Despite election, no change yet to Canadian nuclear waste site plans
Michigan officials request new look
By Kevin Bunch
Posted November 16, 2015
» click to enlarge «
The recent Canadian election saw the Liberal Party come to power with new ministers and officials, but the government has not yet announced plans to change its timetable for a decision on the proposed Kincardine nuclear waste site near Lake Huron.
“Essentially, we do have a new minister of the environment as of Nov. 4, and the status of the environmental assessment is that the decision is due Dec. 2,” said Lucille Jamault, communications manager from the Canadian Environmental Assessment Agency.
Minister of the Environment and Climate Change Catherine McKenna is expected to announce whether or not construction of the deep geologic repository, or DGR, would be allowed to move forward. Low- to medium-level nuclear waste would eventually be stored in the DGR, located less than a mile away from the shore of Lake Huron near Kincardine, Ontario.
If the environmental assessment approves construction, the DGR would be built about 2,260 feet deep — or 680 meters — on the Bruce Nuclear Facility property, owned by Ontario Power Generation, or OPG. Upon completing construction, OPG would then need to get approval to put the nuclear waste inside before sealing the structure with concrete.

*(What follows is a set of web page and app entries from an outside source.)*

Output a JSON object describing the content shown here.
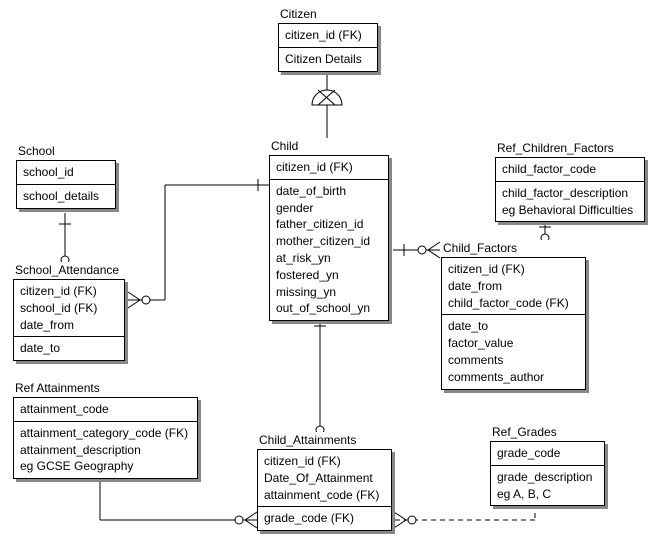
{
  "entities": {
    "citizen": {
      "title": "Citizen",
      "pk": [
        "citizen_id (FK)"
      ],
      "body": [
        "Citizen Details"
      ]
    },
    "school": {
      "title": "School",
      "pk": [
        "school_id"
      ],
      "body": [
        "school_details"
      ]
    },
    "child": {
      "title": "Child",
      "pk": [
        "citizen_id (FK)"
      ],
      "body": [
        "date_of_birth",
        "gender",
        "father_citizen_id",
        "mother_citizen_id",
        "at_risk_yn",
        "fostered_yn",
        "missing_yn",
        "out_of_school_yn"
      ]
    },
    "ref_children_factors": {
      "title": "Ref_Children_Factors",
      "pk": [
        "child_factor_code"
      ],
      "body": [
        "child_factor_description",
        "eg Behavioral Difficulties"
      ]
    },
    "school_attendance": {
      "title": "School_Attendance",
      "pk": [
        "citizen_id (FK)",
        "school_id (FK)",
        "date_from"
      ],
      "body": [
        "date_to"
      ]
    },
    "child_factors": {
      "title": "Child_Factors",
      "pk": [
        "citizen_id (FK)",
        "date_from",
        "child_factor_code (FK)"
      ],
      "body": [
        "date_to",
        "factor_value",
        "comments",
        "comments_author"
      ]
    },
    "ref_attainments": {
      "title": "Ref Attainments",
      "pk": [
        "attainment_code"
      ],
      "body": [
        "attainment_category_code (FK)",
        "attainment_description",
        "eg GCSE Geography"
      ]
    },
    "child_attainments": {
      "title": "Child_Attainments",
      "pk": [
        "citizen_id (FK)",
        "Date_Of_Attainment",
        "attainment_code (FK)"
      ],
      "body": [
        "grade_code (FK)"
      ]
    },
    "ref_grades": {
      "title": "Ref_Grades",
      "pk": [
        "grade_code"
      ],
      "body": [
        "grade_description",
        "eg A, B, C"
      ]
    }
  },
  "chart_data": {
    "type": "er-diagram",
    "entities": [
      {
        "name": "Citizen",
        "pk": [
          "citizen_id (FK)"
        ],
        "attrs": [
          "Citizen Details"
        ]
      },
      {
        "name": "School",
        "pk": [
          "school_id"
        ],
        "attrs": [
          "school_details"
        ]
      },
      {
        "name": "Child",
        "pk": [
          "citizen_id (FK)"
        ],
        "attrs": [
          "date_of_birth",
          "gender",
          "father_citizen_id",
          "mother_citizen_id",
          "at_risk_yn",
          "fostered_yn",
          "missing_yn",
          "out_of_school_yn"
        ]
      },
      {
        "name": "Ref_Children_Factors",
        "pk": [
          "child_factor_code"
        ],
        "attrs": [
          "child_factor_description",
          "eg Behavioral Difficulties"
        ]
      },
      {
        "name": "School_Attendance",
        "pk": [
          "citizen_id (FK)",
          "school_id (FK)",
          "date_from"
        ],
        "attrs": [
          "date_to"
        ]
      },
      {
        "name": "Child_Factors",
        "pk": [
          "citizen_id (FK)",
          "date_from",
          "child_factor_code (FK)"
        ],
        "attrs": [
          "date_to",
          "factor_value",
          "comments",
          "comments_author"
        ]
      },
      {
        "name": "Ref Attainments",
        "pk": [
          "attainment_code"
        ],
        "attrs": [
          "attainment_category_code (FK)",
          "attainment_description",
          "eg GCSE Geography"
        ]
      },
      {
        "name": "Child_Attainments",
        "pk": [
          "citizen_id (FK)",
          "Date_Of_Attainment",
          "attainment_code (FK)"
        ],
        "attrs": [
          "grade_code (FK)"
        ]
      },
      {
        "name": "Ref_Grades",
        "pk": [
          "grade_code"
        ],
        "attrs": [
          "grade_description",
          "eg A, B, C"
        ]
      }
    ],
    "relationships": [
      {
        "from": "Citizen",
        "to": "Child",
        "type": "supertype-subtype"
      },
      {
        "from": "School",
        "to": "School_Attendance",
        "type": "one-to-many",
        "identifying": true
      },
      {
        "from": "Child",
        "to": "School_Attendance",
        "type": "one-to-many",
        "identifying": true
      },
      {
        "from": "Child",
        "to": "Child_Factors",
        "type": "one-to-many",
        "identifying": true
      },
      {
        "from": "Ref_Children_Factors",
        "to": "Child_Factors",
        "type": "one-to-many",
        "identifying": true
      },
      {
        "from": "Child",
        "to": "Child_Attainments",
        "type": "one-to-many",
        "identifying": true
      },
      {
        "from": "Ref Attainments",
        "to": "Child_Attainments",
        "type": "one-to-many",
        "identifying": true
      },
      {
        "from": "Ref_Grades",
        "to": "Child_Attainments",
        "type": "one-to-many",
        "identifying": false
      }
    ]
  }
}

The decision was pushed back by a few months to accommodate a 90-day comment period, Jamault said, during which time the government received about 800 comments from members of the public, First Nations groups and participants of the environmental review.

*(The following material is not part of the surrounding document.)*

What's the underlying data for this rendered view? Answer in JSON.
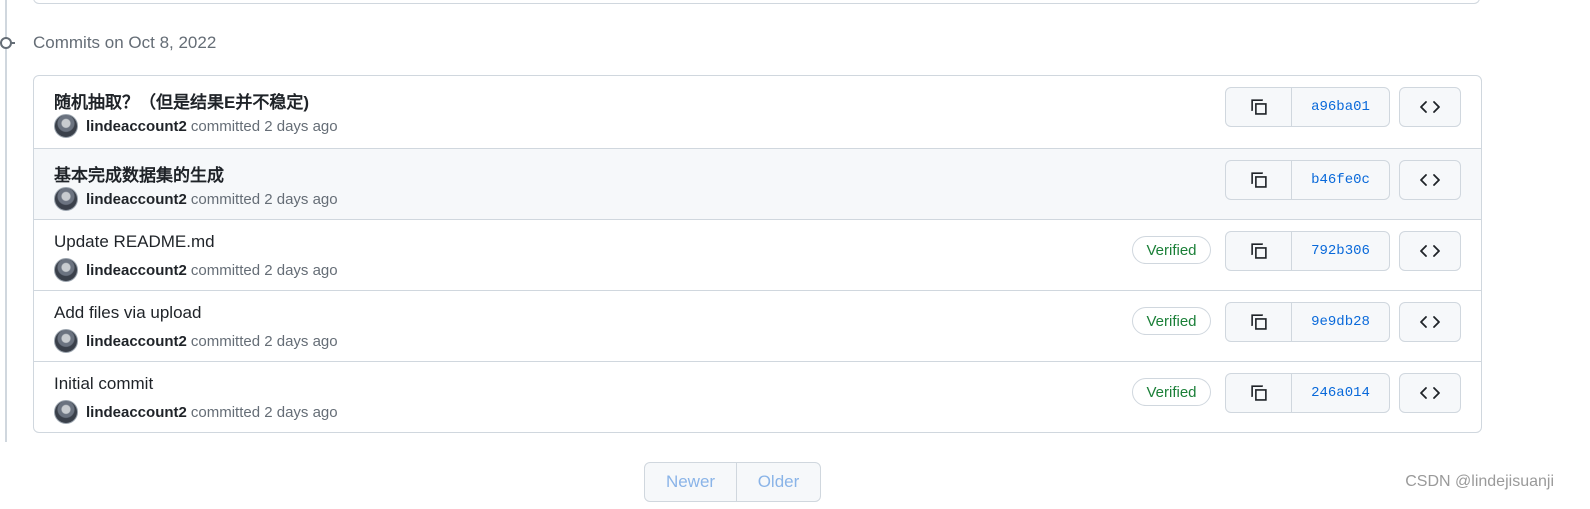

If approved, the decision statement would include the requirements and final conditions for construction to move ahead, Jamault said. She added that at this time, she and the department could not speculate or announce what McKenna would decide.
Mark Jensen, director of the DGR geoscience and research department, said in a YouTube video published by OPG that the proposed site is hundreds of millions of years old within a layer of limestone underneath 200 meters of shale. The limestone layer that the proposed site would be in does not appear to have been disturbed by surface events in that time, he said.
Groundwater from the lake does not extend any farther than 400 meters down, with the majority contained within the first 5 to 100 meters. As such, Jensen said, the waste should not contaminate the water or the lake within the radioactive life span of the materials.
American officials are skeptical of the safety claims, and a joint letter by U.S. Sen. Debbie Stabenow, D-Michigan; U.S. Sen. Gary Peters, D-Michigan; and U.S. Rep. Dan Kildee, D-Flint, urged the new Canadian government to deny permission to move forward with the site.
In the letter, the congressional members said that the Great Lakes provide drinking water for 40 million people and are worth billions of dollars to the state and provincial economies.
“Given the critical importance of these shared waters to our countries, and the potentially catastrophic damages to the lakes from a nuclear accident, we urge your administration not to approve this repository and consider alternative locations outside the Great Lakes basin,” Stabenow wrote in the letter.
At the least, Stabenow wrote, they would like a chance to meet with Canadian Prime Minister Justin Trudeau to discuss their concerns in person before a decision is made.
On the state level, Rep. Sarah Roberts, D-St. Clair Shores, said she and Sen. Hoon-Yung Hopgood, D-Taylor, also drafted a letter calling on the new Canadian government to deny the DGR proposal.
“They have an opportunity to protect the drinking water source for millions of people in Michigan, the United States and Canada,” Roberts said. “One of the things so concerning about this is they may say that it’s all low- to intermediate-level radioactive waste, but some of it has a life of 100,000 years.”
If completed, the DGR would house about 200,000 cubic meters of nuclear waste, largely low-level things like rags and shoes that have been incinerated. Those items would be safe within 300 years, while mid-grade waste like filters and power core parts could remain radioactive for upward of 100,000 years, according to OPG.
Human monitoring of the site would end after 300 years, though OPG believes the structure would be sound for about 100,000 years before collapsing entirely.
The nuclear waste is currently being stored above ground at the Bruce Nuclear Facility. OPG has said on its website that it has not looked at any other suitable sites, as Kincardine has approved this one locally.
About the author
Staff Writer Kevin Bunch covered the communities of Eastpointe and Roseville, as well as Roseville Community Schools and East Detroit Public Schools. He worked at C&G Newspapers beginning in 2013, and is a graduate of Wayne State University and Henry Ford Community College. Kevin is also a 2015 Metcalf Institute for Marine & Environmental Reporting alumni. In 2016, Kevin began working for the International Joint Commission.
More from C & G Newspapers